Obviously, you want to give your dog treats that they enjoy, but sometimes it can be a little tricky to figure out which treats they like best. In this guide, we’ll explain how to figure out which treats your dog prefers over others and how to use treats for training. We’ll also cover the pros and cons of various treats, including soft treats, hard treats, large treats, dog chews, and more. Here’s what you need to know about treating your dog to the treats they prefer:
Give your dog a treat sampler.
The best way to tell which treats your dog likes best is to present them with a wide selection of treats and see which ones they gravitate towards. It’s best to do this in the middle of the day or right before a meal. If you try to sample treats right after your dog has eaten, their belly might be too full for them to be very interested in the treats. Present them with one treat at a time and make a note of their reaction. If they gobble it down immediately, then they like the treat! If they hesitantly sniff it, or turn up their nose at it, then they don’t like it as much. If your dog doesn’t seem to like the treats you already have on hand, definitely get them a dog treat sample box so they can try out a bunch at once.
Know if your dog is food-motivated or not.

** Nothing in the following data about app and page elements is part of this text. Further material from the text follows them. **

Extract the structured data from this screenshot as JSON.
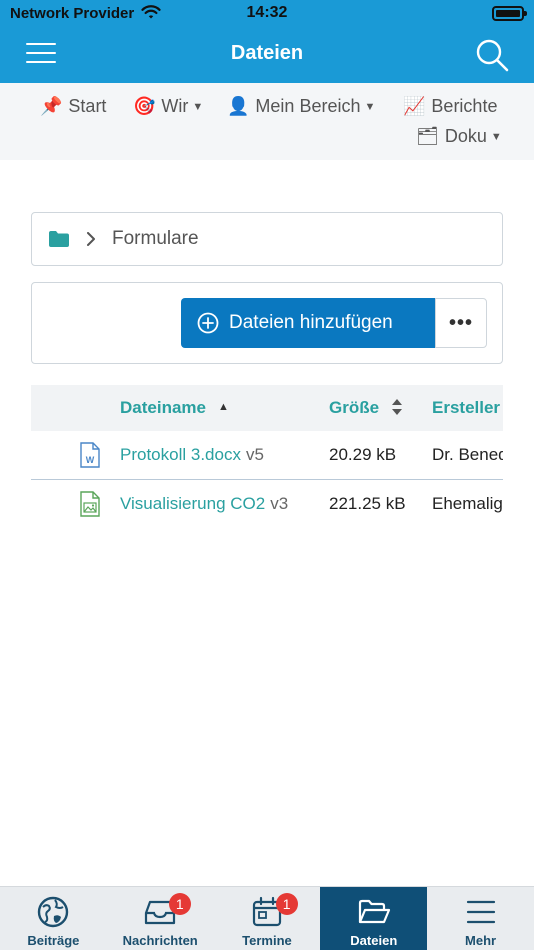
{
  "status_bar": {
    "provider": "Network Provider",
    "time": "14:32"
  },
  "navbar": {
    "title": "Dateien"
  },
  "subnav": {
    "items": [
      {
        "emoji": "📌",
        "label": "Start"
      },
      {
        "emoji": "🎯",
        "label": "Wir",
        "dropdown": true
      },
      {
        "emoji": "👤",
        "label": "Mein Bereich",
        "dropdown": true
      },
      {
        "emoji": "📈",
        "label": "Berichte"
      },
      {
        "emoji": "🗂",
        "label": "Doku",
        "dropdown": true
      }
    ],
    "caret": "▼"
  },
  "breadcrumb": {
    "current": "Formulare"
  },
  "actions": {
    "add_label": "Dateien hinzufügen",
    "more_label": "•••"
  },
  "table": {
    "columns": {
      "name": "Dateiname",
      "size": "Größe",
      "creator": "Ersteller"
    },
    "sort_up": "▲",
    "rows": [
      {
        "name": "Protokoll 3.docx",
        "version": "v5",
        "size": "20.29 kB",
        "creator": "Dr. Benedikt",
        "icon": "word-file-icon"
      },
      {
        "name": "Visualisierung CO2",
        "version": "v3",
        "size": "221.25 kB",
        "creator": "Ehemaliger",
        "icon": "image-file-icon"
      }
    ]
  },
  "tabbar": {
    "tabs": [
      {
        "label": "Beiträge",
        "icon": "globe-icon",
        "badge": ""
      },
      {
        "label": "Nachrichten",
        "icon": "inbox-icon",
        "badge": "1"
      },
      {
        "label": "Termine",
        "icon": "calendar-icon",
        "badge": "1"
      },
      {
        "label": "Dateien",
        "icon": "folder-open-icon",
        "badge": "",
        "active": true
      },
      {
        "label": "Mehr",
        "icon": "menu-icon",
        "badge": ""
      }
    ]
  },
  "colors": {
    "primary": "#1a9ad6",
    "button": "#0a78c0",
    "link": "#2aa0a0",
    "tab_active": "#0f4f77",
    "badge": "#e53935"
  }
}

Sometimes, your dog might wolf down every single treat you give them, with no regard for what type it is. This generally happens in dogs who are very food-motivated and thus not picky eaters. If you have a very food-motivated dog, it honestly might not matter what type of treat you give them. They enjoy them all equally. If your dog is more of a picky eater, then they will definitely have preferences, and what treats you choose to give them will have more of an impact on their training.
Keep treats small.

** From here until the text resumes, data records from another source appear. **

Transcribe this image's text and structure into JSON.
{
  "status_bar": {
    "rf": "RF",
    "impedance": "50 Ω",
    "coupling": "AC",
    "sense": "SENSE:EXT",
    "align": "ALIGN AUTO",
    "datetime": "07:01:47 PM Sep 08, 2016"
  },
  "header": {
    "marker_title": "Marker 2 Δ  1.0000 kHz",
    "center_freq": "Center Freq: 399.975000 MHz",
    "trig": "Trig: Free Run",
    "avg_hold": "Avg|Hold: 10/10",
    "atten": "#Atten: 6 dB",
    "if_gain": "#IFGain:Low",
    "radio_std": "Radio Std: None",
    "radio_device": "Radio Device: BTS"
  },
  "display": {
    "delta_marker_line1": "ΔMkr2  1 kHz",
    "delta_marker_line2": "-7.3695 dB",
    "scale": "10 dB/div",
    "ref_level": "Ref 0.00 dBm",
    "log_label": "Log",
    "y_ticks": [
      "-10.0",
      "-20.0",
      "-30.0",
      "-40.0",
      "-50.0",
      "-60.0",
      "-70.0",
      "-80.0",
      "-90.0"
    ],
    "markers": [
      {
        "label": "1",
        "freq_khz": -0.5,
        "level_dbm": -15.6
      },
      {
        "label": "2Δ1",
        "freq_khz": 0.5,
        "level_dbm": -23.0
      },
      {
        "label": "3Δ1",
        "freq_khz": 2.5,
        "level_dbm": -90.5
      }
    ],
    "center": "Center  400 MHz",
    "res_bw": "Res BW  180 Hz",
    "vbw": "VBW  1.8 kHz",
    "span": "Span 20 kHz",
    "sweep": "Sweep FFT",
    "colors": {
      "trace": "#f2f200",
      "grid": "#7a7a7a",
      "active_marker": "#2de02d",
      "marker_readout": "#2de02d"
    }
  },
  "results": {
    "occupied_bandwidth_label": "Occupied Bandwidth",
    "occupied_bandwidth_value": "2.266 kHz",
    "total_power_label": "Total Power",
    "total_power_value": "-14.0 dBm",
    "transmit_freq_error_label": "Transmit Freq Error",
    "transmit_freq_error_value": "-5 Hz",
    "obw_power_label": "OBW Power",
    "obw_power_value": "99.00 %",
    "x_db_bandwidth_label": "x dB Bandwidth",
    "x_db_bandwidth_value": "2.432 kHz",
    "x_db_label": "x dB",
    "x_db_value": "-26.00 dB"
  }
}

Treats are one of the easiest ways to provide positive reinforcement during a training session, and, ideally, you want to reward your dog every time they do something right, which can quickly add up. To refrain from overfeeding your dog, look for tiny treats that are about the size of a piece of kibble. You can also cut up larger treats into smaller pieces if those are the kind that your dog prefers. Using smaller treats will allow you to keep rewarding your dog without upsetting their stomach or packing on too many pounds.
Choose treats that are fast to eat.
Speaking of training, you will also want to choose treats that are fast for your dog to eat so that you can continually reward them throughout a training session. You don’t want to lose your dog’s attention to chomping on a treat or licking up every last crumb. This will allow you to keep the length of your training sessions on the short side while still getting in a lot of repetitions in a short amount of time.
Opt for soft treats.
If you’re not sure what type of treats to get for a training session, soft treats are usually better than hard treats. Soft treats are easier and faster for your dog to eat, allowing you to keep the training session moving forward. They also tend to come in smaller portions, and they won’t crumble if you do need to cut them down, making them easier to handle. Soft treats also usually smell more than hard treats, and that smell will help motivate your dog and make the training session more effective — and the treat reward that much more enjoyable.
Change up the selection every so often.
Some dogs are perfectly content to eat the same treats for the rest of their lives, but many of them will also get bored by eating the same treats over and over. If you notice your dog’s excitement waning with a treat they previously adored, then it might be time to shake up your treat selection and try to introduce something new. You can even use different treats in the same session to keep things interesting and hold your dog’s attention.
Mix in some slow eating treats.
Fast eating treats are ideal for training, but it’s also a good idea to give your dog some slow eating treats, too. Not only will this give them some variety, it also allows them to get the benefits of slower treats, such as dental dog chews and bully sticks. These slow eating treats can help keep their teeth clean and also keep them entertained for longer periods of time, so don’t forget to mix some of these into their diet.
Remember that treats are only a small part of their diet.
Obviously, you want to treat your dog for being the best ever, but it’s important not to go overboard. As a general rule of thumb, you should aim for treats to make up only about 10 percent of your dog’s overall caloric intake. Treats are denser in calories than your dog’s regular kibble, so you can’t just eyeball it. You need to read the nutritional facts and make sure that you’re not feeding them too much. Be especially careful with larger, high-value treats, which also tend to be higher in calories.
Don’t forget other types of ‘treats.’
When most people think of treats, they think of food-based rewards. However, it’s important to give your dog many different other kinds of rewards, such as a belly rub session, a romp in the backyard, and play time together.